By Steve McCann
Let’s take a moment and be honest with ourselves and each other. How do you feel about returning to normal? Of course, there’s many things we’re all looking forward to, like hugging friends and family after months of no contact.
We’re talking about coming to a full stop after 16 months of restrictions. Dining and shopping indoors. Being in close proximity to others without a mask. Being in close proximity to others even if they’re not fully vaccinated. Not to mention the threat of the highly contagious Delta variant.
If scenarios like that make you anxious, you’re not the only one. Samantha Yammine, aka Science Sammy on social media, shares her anxious visit to a coffee shop. She called up a friend to help distract her from the stress of being inside ordering a coffee next to strangers.
It’s completely understandable. 16 months of isolation and distancing will do that to even the most social butterfly. Let’s break down the science behind post-pandemic anxiety, and what we can do to calm our nerves.
Claire Champigny, a York University PhD candidate in developmental psychology says we’ve spent more than a year associating physical distancing and mask wearing to safety. It’s no wonder parting with these measures triggers a feeling of unease.
In fact, a recent survey in the U.S. found that half of all adults are feeling anxious about taking off the mask and getting close to strangers. Similar results were found in other surveys around the continent.
Luckily, there’s a silver lining in all this data. Our anxiety is not here to stay. Our brain has a muscle memory. We’ve trained ourselves to follow restrictions and guidelines, and we can train ourselves to get back to normal, too. Think of it like walking across a field. If you take the same path every day that grass will stop growing, but if you take a different route, eventually that grass will grow back.
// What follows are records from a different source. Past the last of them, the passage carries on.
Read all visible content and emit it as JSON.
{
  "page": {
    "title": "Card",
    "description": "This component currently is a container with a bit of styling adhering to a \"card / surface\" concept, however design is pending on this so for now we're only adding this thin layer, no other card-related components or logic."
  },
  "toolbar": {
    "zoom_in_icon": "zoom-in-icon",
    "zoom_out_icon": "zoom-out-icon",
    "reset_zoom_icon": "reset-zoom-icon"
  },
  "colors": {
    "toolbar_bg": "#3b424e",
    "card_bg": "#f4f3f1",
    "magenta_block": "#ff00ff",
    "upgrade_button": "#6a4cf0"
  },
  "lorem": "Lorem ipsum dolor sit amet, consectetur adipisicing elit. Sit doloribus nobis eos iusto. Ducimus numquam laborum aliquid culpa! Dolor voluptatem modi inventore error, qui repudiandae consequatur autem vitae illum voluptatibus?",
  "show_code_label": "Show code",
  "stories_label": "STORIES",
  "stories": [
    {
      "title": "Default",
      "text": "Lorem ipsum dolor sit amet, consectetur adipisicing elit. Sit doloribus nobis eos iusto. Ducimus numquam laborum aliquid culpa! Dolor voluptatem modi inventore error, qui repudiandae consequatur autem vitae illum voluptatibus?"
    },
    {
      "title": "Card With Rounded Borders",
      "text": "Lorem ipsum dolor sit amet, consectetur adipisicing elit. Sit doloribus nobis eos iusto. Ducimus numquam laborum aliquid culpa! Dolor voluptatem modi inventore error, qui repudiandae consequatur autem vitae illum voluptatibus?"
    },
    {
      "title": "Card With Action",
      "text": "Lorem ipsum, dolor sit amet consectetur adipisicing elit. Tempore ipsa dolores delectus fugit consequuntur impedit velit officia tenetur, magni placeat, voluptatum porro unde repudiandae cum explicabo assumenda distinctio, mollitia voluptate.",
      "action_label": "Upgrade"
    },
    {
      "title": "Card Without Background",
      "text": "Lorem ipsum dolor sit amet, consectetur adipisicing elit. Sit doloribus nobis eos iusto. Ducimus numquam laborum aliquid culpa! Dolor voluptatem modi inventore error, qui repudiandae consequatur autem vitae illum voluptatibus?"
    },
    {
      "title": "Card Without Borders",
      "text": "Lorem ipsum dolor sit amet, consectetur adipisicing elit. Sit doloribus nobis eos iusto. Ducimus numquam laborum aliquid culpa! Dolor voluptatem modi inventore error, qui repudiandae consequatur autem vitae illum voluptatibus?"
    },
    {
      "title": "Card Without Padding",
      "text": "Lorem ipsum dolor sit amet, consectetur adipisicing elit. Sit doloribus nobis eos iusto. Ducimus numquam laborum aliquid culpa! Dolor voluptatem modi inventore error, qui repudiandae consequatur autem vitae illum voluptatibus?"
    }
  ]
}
Another silver lining is how much mental health has come to the forefront. The pandemic has been tough on everyone, especially those who fell ill or lost a loved one to Covid-19. Prioritizing mental health is a practice we need to continue long after the masks come off. If you’re feeling anxious, you’re not alone. Talk to your friends, start the conversation with family members. Going back to normal will take time, and it’s a journey we can all take together, at whatever pace you’re comfortable with.